And one other item of note out of Phoenix (no – I am not referring to the Annual Business Festival of Access Buying, or AB FAB, at the Arizona Biltmore). Phoenix has officially been declared “clean” for the pollutant carbon monoxide – a remarkable development considering the growth in the motor vehicles in the area. Like many areas, Phoenix still has other air pollution problems. But this development should be noted as a Clean Air Act success story – a cleanup prompted by motor vehicle emission standards and an effective auto emission inspection program.

--Frank O’Donnell, Clean Air Watch

Wednesday, January 05, 2005

Polluters Buy Access to Policy Makers at Posh Arizona Resorts

Dear friends,

Congress returns to D.C. this week for a brief organizing session, but a lot of the real action is happening out west – at the posh Arizona Biltmore Resort & Spa in Phoenix. The Western Business Roundtable (a polluters’ who’s-who, including the Edison Electric Institute, big coal mining companies, etc.) is hosting the “Business Summit of the West,” a meeting that “gives business leaders a unique opportunity to talk with top experts” about such topics as the “latest threats/opportunities” in proposed air regulation. (You can read about this yourself a click here)

In other words, it’s a great opportunity for polluter lobbyists to buy access to top federal and state officials amid golf and booze.

(This meeting is, of course, in keeping with the Roundtable’s key mission, which includes:
Work to influence the development of public policies at the state, regional and federal levels.
Help our members gain access to public policymakers at the highest levels of government.)
The fun starts tomorrow with a welcoming reception (sponsored by Arch Coal Company) and charity golf tournament at the “wild west” Las Sendas golf course. But the real action may be January 6, when officials – including White House Counsel of Environmental Quality Chairman Jim Connaughton, EPA Assistant Administrator Jeffrey Holmstead, House Energy and Commerce Committee Chairman Joe Barton (R-TX) and John Shanahan, counsel to Senator James Inhofe (R-OK), are expected to discuss clean air and energy policy. Lunch is sponsored by BIPAC, a political action committee which “identifies and supports pro-business candidates who have demonstrated the skill and leadership necessary to fuel a pro-business Congress.”
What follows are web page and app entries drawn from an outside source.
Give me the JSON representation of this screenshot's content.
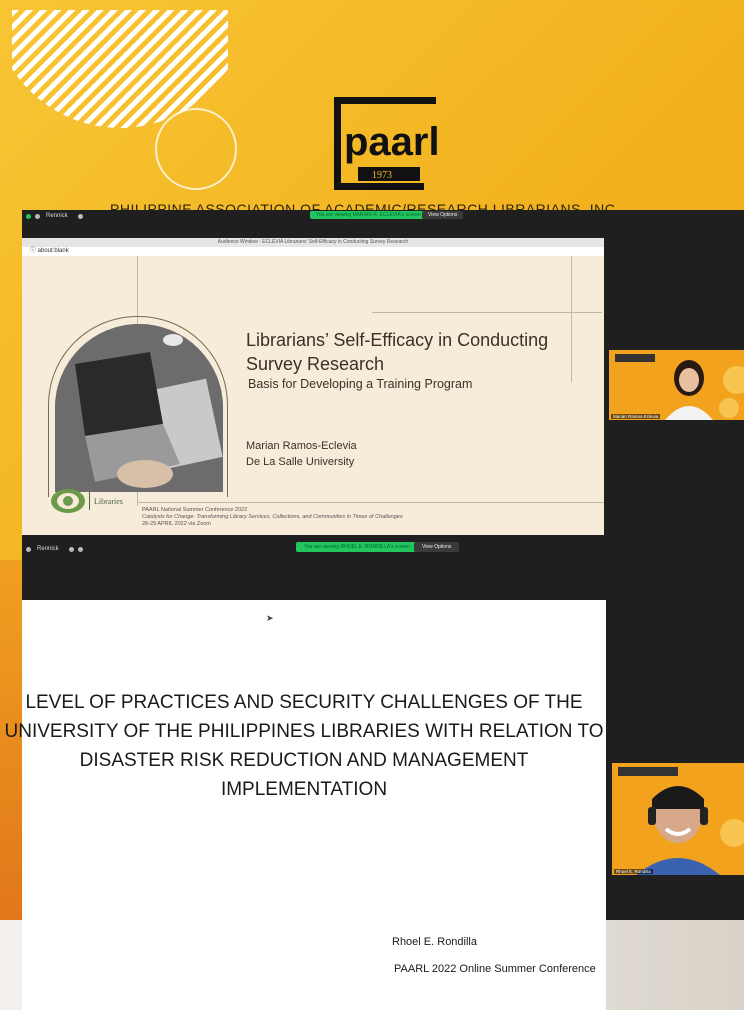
{
  "header": {
    "logo_text": "paarl",
    "logo_year": "1973",
    "org_name": "PHILIPPINE ASSOCIATION OF ACADEMIC/RESEARCH LIBRARIANS, INC."
  },
  "zoom_window_1": {
    "tab_label": "Rennick",
    "sharing_notice": "You are viewing MARIAN R. ECLEVIA's screen",
    "view_options": "View Options",
    "browser_title": "Audience Window - ECLEVIA Librarians' Self-Efficacy in Conducting Survey Research",
    "url": "about:blank",
    "slide": {
      "title": "Librarians’ Self-Efficacy in Conducting Survey Research",
      "subtitle": "Basis for Developing a Training Program",
      "author": "Marian Ramos-Eclevia",
      "affiliation": "De La Salle University",
      "library_label": "Libraries",
      "footer_line1": "PAARL National Summer Conference 2022",
      "footer_line2": "Catalysts for Change: Transforming Library Services, Collections, and Communities in Times of Challenges",
      "footer_line3": "28-29 APRIL 2022 via Zoom"
    },
    "participant_label": "Marian Ramos-Eclevia"
  },
  "zoom_window_2": {
    "tab_label": "Rennick",
    "sharing_notice": "You are viewing RHOEL E. RONDILLA's screen",
    "view_options": "View Options",
    "slide": {
      "title": "LEVEL OF PRACTICES AND SECURITY CHALLENGES OF THE UNIVERSITY OF THE PHILIPPINES LIBRARIES WITH RELATION TO DISASTER RISK REDUCTION AND MANAGEMENT IMPLEMENTATION",
      "presenter": "Rhoel E. Rondilla",
      "conference": "PAARL 2022 Online Summer Conference"
    },
    "participant_label": "Rhoel E. Rondilla"
  },
  "colors": {
    "background": "#f4b827",
    "zoom_dark": "#1f1f1f",
    "sharing_green": "#22c55e",
    "slide1_bg": "#f7ebd9"
  }
}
There’s still time to make this exciting gathering – if you hurry! It only costs $500 to attend – and that includes admission to the “Wild West Saloon Night.”


At the same time, the Edison Electric Institute is holding its winter board of directors meeting at the nearby Scottsdale Princess hotel. CEOs of the big power companies are expected to attend. Among the items on EEI’s agenda (yes, they’ve got their own golf tournament): power company CEOs will plot on ways to get Congress to adopt the Bush administration’s “clear skies” plan, which would weaken the current Clean Air Act.

And these guys know who to plot with! -- Senators Jim Inhofe (R-OK) and George Voinovich (R-OH) are expected to participate in part of this discussion via live video conference.

As always, please don’t hesitate to get in touch if we can help.

--Frank O’Donnell, Clean Air Watch